▸ **What this task involves**:
Identify all lines of the data containing the string "placeholder" and copy them.

(Beginning of Supplied material)

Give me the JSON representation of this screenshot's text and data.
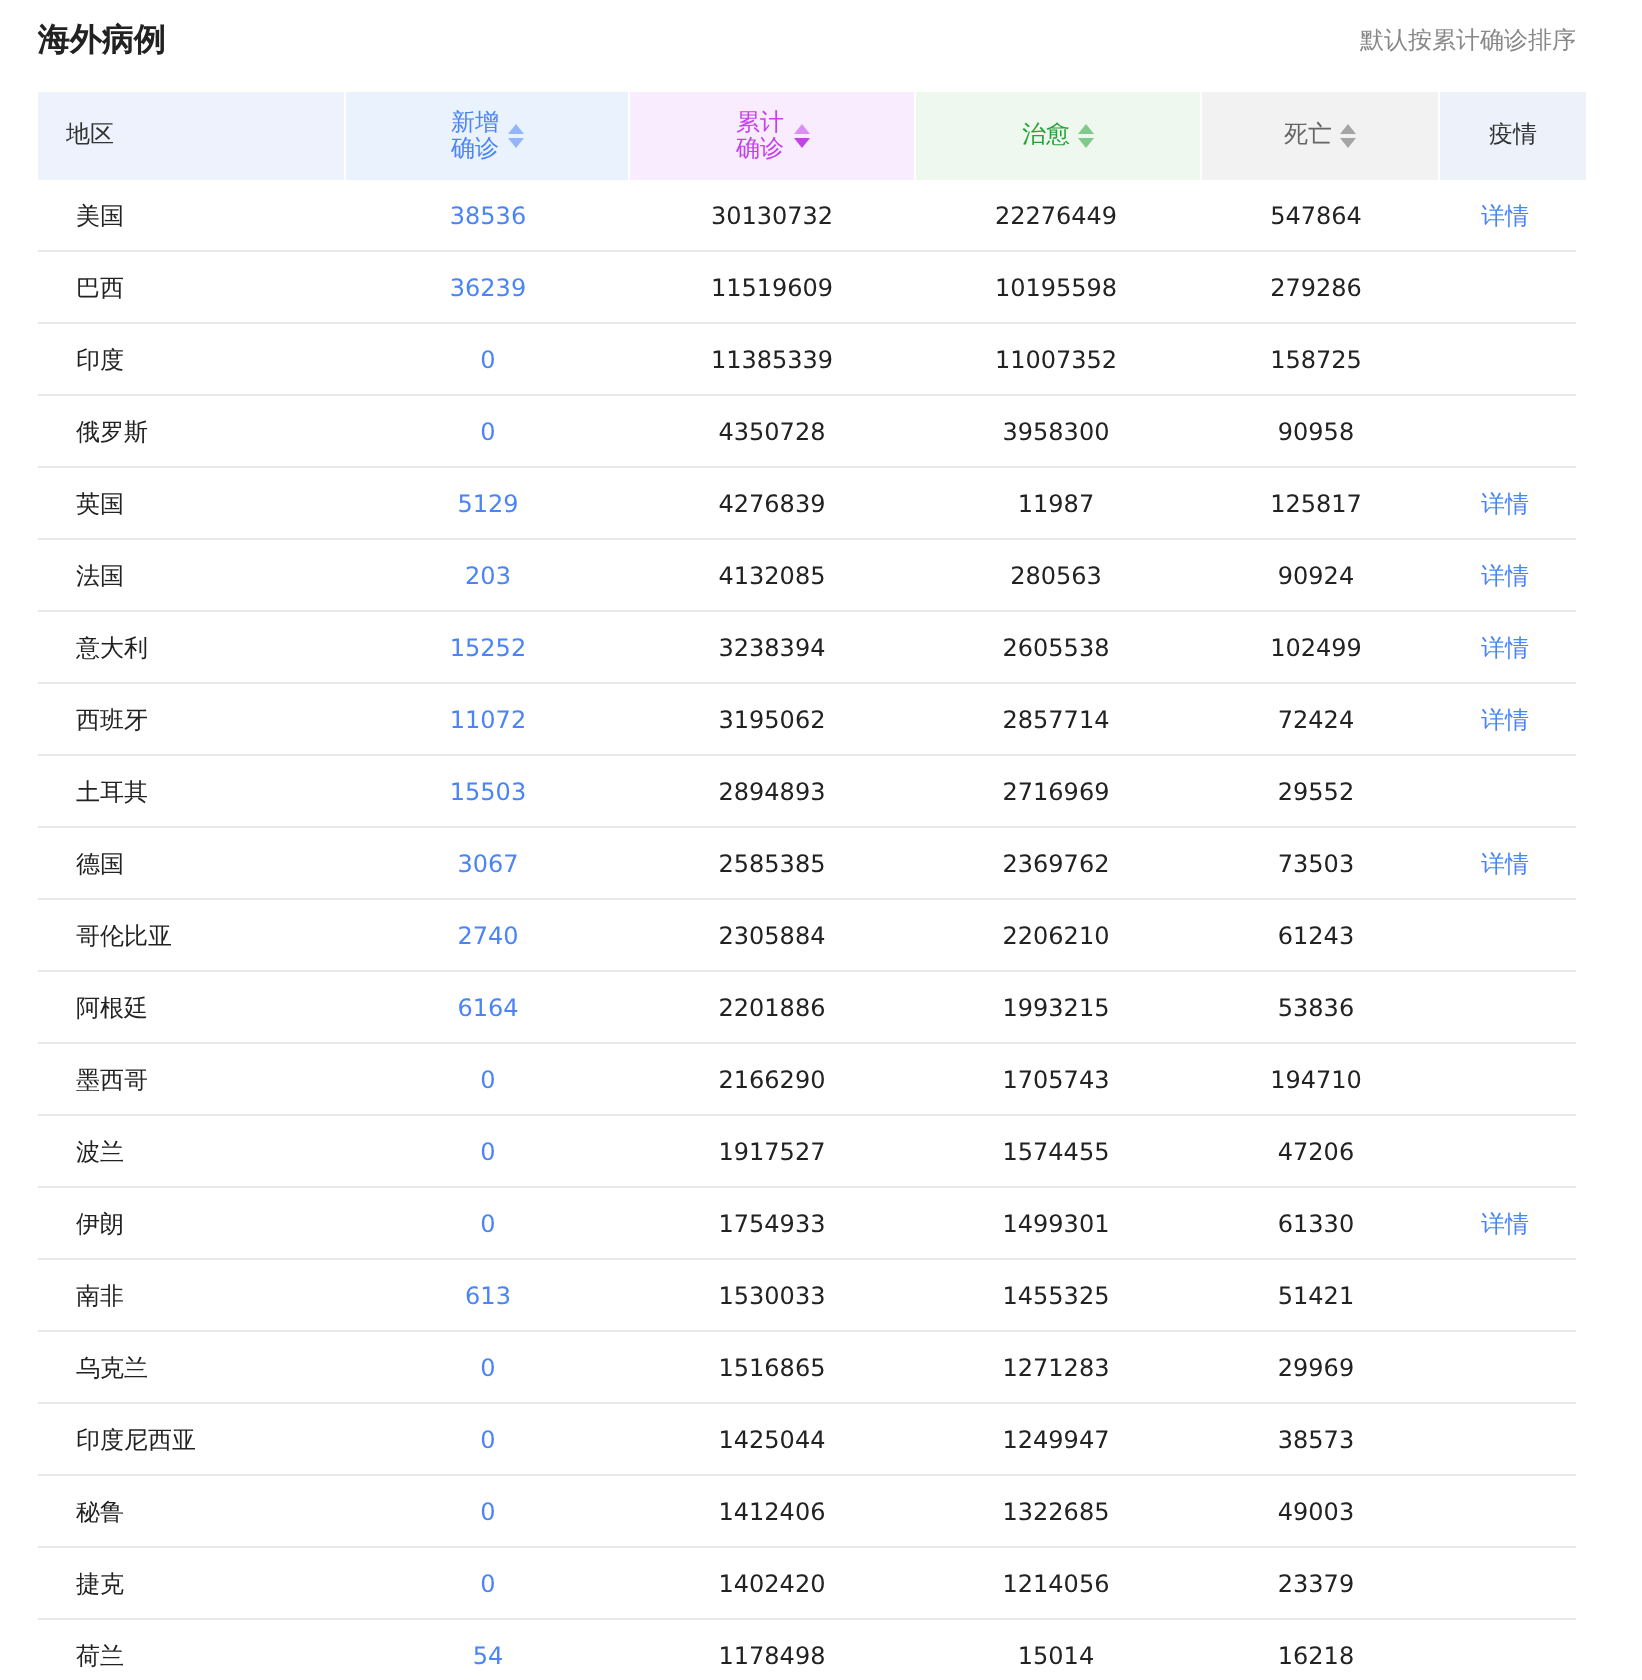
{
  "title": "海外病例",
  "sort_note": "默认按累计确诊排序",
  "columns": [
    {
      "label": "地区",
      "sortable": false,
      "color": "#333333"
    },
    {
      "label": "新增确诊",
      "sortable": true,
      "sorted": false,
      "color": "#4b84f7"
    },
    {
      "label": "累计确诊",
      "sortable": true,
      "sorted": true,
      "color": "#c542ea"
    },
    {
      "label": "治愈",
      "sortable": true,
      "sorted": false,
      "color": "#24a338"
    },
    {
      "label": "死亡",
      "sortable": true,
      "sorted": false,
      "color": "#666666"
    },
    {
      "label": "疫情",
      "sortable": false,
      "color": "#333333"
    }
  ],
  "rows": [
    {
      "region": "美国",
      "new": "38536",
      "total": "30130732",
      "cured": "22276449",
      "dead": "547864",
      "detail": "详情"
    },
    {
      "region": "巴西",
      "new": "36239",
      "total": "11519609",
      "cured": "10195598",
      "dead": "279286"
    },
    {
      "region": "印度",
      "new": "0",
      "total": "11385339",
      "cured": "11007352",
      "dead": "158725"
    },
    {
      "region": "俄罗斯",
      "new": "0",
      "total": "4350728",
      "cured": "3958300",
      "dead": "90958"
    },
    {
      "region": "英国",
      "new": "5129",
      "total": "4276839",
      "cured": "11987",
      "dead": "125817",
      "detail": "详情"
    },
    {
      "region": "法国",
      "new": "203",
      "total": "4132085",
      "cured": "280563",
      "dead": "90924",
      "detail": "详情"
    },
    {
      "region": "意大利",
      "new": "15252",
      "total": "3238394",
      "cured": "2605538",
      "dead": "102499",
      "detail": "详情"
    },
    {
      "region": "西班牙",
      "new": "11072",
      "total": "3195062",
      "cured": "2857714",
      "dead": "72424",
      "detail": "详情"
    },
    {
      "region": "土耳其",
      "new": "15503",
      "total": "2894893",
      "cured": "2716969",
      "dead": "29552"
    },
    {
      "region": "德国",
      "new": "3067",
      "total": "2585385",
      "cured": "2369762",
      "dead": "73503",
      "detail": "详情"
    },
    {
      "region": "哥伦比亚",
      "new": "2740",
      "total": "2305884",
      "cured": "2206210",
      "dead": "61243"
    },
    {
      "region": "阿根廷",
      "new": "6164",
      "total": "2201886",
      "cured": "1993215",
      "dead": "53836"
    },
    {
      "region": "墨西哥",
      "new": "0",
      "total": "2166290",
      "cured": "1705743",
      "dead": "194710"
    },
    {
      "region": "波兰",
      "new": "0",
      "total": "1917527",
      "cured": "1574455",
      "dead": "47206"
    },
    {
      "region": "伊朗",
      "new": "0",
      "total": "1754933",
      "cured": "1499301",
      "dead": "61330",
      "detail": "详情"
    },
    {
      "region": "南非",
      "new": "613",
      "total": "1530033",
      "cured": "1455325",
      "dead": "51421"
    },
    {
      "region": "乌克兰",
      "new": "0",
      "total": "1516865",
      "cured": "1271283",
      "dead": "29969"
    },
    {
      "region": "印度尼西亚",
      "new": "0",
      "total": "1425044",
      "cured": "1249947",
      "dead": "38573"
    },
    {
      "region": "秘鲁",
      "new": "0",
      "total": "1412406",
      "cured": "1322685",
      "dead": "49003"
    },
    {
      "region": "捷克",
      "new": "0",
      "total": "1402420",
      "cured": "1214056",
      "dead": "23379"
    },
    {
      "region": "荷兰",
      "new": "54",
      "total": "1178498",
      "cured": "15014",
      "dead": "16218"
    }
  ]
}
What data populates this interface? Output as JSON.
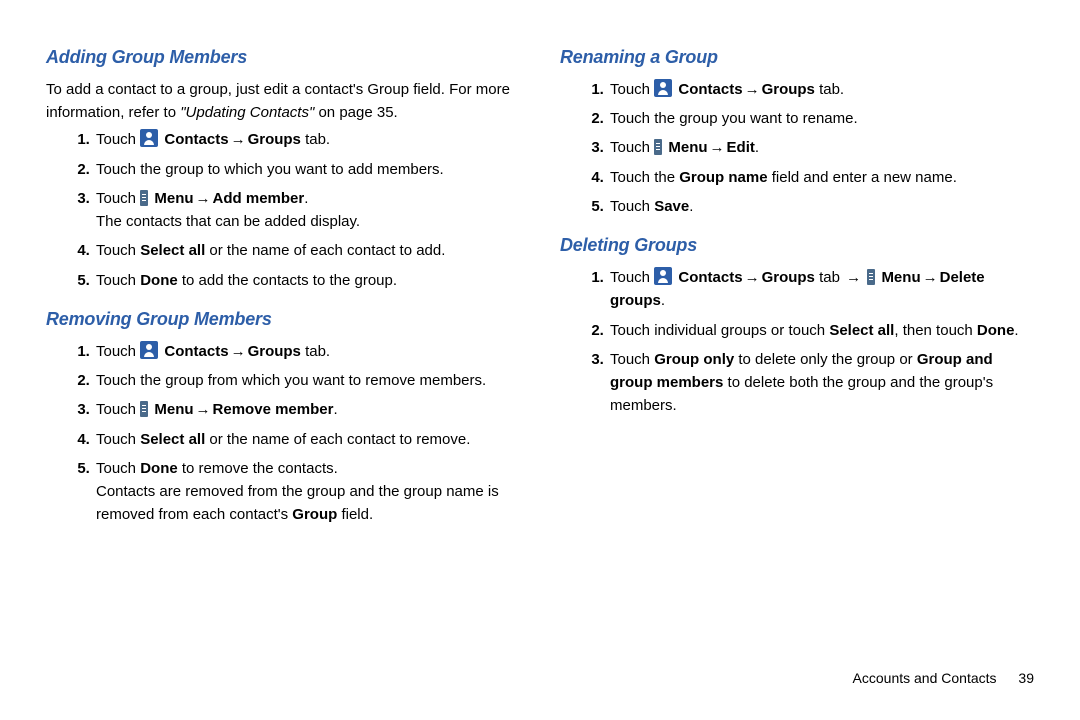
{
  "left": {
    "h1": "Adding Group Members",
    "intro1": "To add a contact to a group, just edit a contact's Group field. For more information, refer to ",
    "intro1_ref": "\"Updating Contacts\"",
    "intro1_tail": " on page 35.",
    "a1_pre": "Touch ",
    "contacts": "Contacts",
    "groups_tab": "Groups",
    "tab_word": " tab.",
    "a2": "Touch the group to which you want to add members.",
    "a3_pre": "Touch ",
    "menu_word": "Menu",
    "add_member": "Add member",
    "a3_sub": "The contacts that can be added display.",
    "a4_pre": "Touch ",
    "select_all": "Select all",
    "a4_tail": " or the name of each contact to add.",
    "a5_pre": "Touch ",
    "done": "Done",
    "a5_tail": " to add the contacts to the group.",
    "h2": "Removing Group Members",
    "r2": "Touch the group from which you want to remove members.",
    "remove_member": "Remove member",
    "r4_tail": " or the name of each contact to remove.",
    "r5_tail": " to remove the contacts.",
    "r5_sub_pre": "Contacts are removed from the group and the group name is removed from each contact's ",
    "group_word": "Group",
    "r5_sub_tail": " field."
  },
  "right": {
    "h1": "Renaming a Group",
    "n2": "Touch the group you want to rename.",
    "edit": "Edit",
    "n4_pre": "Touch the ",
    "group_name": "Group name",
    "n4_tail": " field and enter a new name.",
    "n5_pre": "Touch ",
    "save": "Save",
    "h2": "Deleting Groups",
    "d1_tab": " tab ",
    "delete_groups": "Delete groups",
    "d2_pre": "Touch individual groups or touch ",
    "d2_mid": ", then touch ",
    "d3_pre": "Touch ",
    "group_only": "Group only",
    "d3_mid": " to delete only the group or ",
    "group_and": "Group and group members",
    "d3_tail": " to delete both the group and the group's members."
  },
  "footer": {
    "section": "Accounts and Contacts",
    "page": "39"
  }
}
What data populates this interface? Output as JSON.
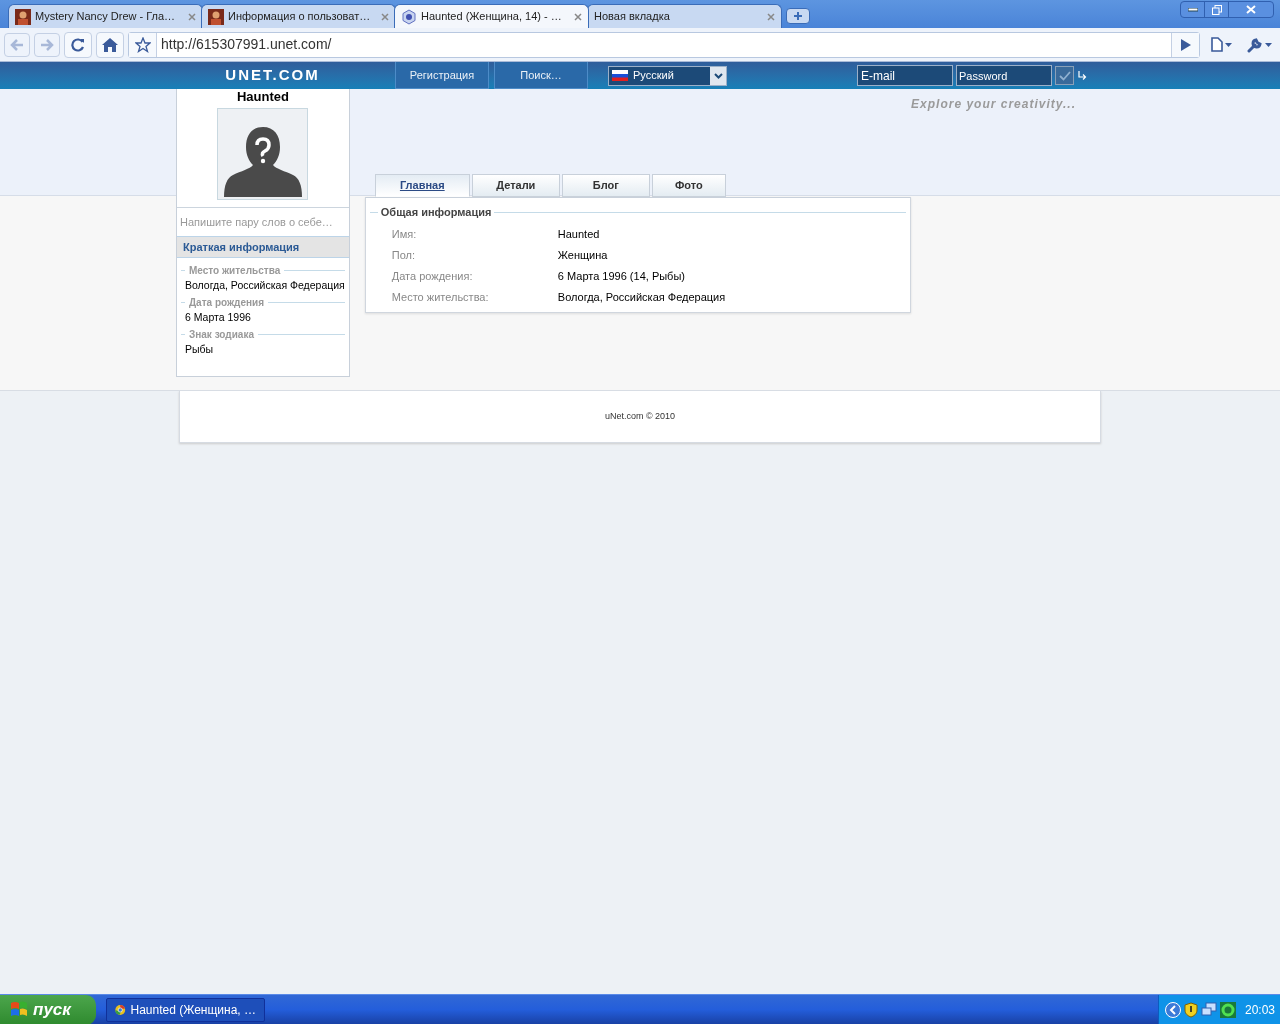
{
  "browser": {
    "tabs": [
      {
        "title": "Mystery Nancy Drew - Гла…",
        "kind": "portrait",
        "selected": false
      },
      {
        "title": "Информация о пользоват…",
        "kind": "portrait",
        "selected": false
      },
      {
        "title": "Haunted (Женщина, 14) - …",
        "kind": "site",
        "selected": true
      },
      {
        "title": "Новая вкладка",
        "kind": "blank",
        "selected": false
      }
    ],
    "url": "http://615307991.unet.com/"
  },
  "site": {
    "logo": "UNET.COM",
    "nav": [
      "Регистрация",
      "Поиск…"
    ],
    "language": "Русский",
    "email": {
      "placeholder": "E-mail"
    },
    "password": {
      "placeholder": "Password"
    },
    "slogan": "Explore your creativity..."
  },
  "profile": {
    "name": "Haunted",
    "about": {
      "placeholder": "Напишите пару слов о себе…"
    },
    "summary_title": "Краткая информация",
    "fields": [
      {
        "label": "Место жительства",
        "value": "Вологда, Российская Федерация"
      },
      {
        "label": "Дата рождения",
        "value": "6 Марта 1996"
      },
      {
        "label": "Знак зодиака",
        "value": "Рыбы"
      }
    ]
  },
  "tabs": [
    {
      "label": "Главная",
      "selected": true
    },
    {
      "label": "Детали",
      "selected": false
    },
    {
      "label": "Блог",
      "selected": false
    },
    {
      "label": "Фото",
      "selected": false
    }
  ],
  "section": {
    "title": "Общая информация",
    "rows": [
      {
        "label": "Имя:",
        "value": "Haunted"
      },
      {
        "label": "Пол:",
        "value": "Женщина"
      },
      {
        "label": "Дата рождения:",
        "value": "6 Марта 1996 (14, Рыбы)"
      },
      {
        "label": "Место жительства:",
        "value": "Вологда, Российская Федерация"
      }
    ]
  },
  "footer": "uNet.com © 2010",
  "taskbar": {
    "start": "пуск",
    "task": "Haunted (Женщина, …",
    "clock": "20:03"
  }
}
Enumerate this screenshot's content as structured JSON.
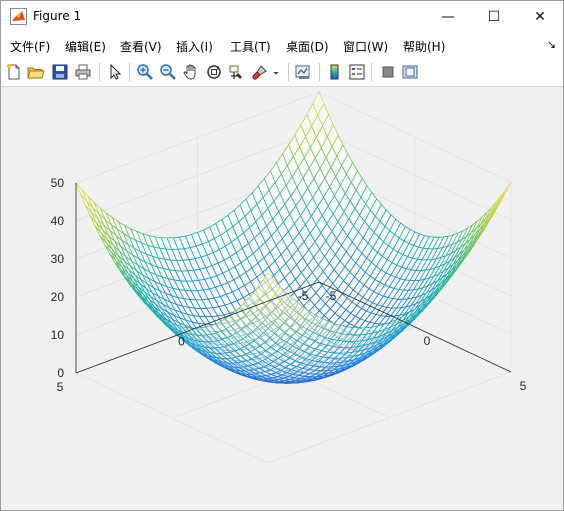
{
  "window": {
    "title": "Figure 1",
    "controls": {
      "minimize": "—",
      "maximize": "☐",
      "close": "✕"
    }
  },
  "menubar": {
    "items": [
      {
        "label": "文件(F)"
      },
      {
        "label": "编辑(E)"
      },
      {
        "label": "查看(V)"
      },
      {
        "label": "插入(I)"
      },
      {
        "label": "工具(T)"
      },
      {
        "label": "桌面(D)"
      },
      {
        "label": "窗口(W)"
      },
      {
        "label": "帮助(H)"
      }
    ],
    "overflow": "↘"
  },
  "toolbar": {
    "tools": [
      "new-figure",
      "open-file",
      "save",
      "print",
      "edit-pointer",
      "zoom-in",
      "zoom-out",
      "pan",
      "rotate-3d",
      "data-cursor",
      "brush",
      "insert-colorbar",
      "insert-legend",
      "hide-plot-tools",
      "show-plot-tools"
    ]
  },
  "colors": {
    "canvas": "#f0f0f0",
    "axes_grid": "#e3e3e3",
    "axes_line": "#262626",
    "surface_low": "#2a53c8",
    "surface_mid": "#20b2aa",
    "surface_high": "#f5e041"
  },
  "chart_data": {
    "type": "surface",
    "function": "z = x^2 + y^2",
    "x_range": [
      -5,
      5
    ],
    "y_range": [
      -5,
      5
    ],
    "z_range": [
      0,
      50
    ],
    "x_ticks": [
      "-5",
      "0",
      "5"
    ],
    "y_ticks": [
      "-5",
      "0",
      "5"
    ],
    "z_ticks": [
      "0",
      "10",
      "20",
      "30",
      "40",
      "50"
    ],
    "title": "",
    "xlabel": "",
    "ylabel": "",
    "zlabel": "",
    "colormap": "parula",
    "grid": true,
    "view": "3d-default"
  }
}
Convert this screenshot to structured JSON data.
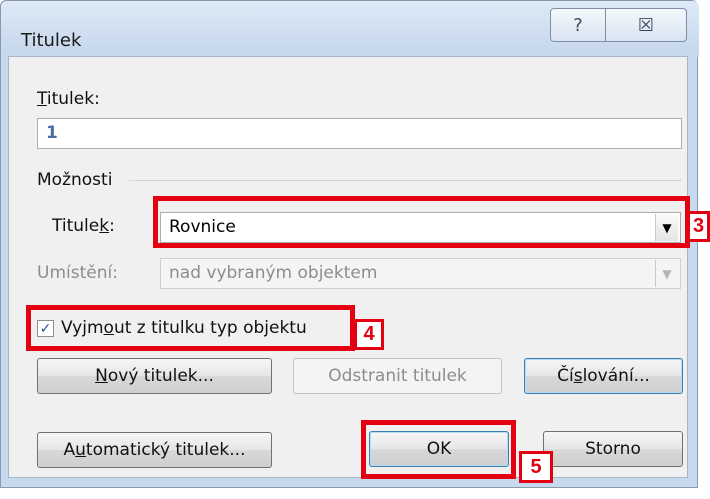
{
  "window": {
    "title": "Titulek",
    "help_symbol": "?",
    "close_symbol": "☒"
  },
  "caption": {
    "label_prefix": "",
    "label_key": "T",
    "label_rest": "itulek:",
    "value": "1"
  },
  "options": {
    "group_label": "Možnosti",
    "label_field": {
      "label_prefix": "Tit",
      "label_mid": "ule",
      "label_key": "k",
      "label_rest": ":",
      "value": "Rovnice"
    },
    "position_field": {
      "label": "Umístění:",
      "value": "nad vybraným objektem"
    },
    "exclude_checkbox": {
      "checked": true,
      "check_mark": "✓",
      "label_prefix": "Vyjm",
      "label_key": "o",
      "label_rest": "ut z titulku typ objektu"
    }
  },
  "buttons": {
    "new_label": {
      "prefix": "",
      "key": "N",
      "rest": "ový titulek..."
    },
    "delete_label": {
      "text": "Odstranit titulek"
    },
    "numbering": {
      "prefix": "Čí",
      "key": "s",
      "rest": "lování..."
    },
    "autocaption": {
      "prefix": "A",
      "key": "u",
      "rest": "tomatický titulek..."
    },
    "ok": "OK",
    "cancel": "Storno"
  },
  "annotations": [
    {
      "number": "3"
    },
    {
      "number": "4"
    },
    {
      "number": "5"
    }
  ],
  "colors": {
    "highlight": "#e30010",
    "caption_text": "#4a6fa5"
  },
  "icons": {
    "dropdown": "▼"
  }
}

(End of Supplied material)

▸ **Output for this exercise**:
      "placeholder": "E-mail"
      "placeholder": "Password"
      "placeholder": "Напишите пару слов о себе…"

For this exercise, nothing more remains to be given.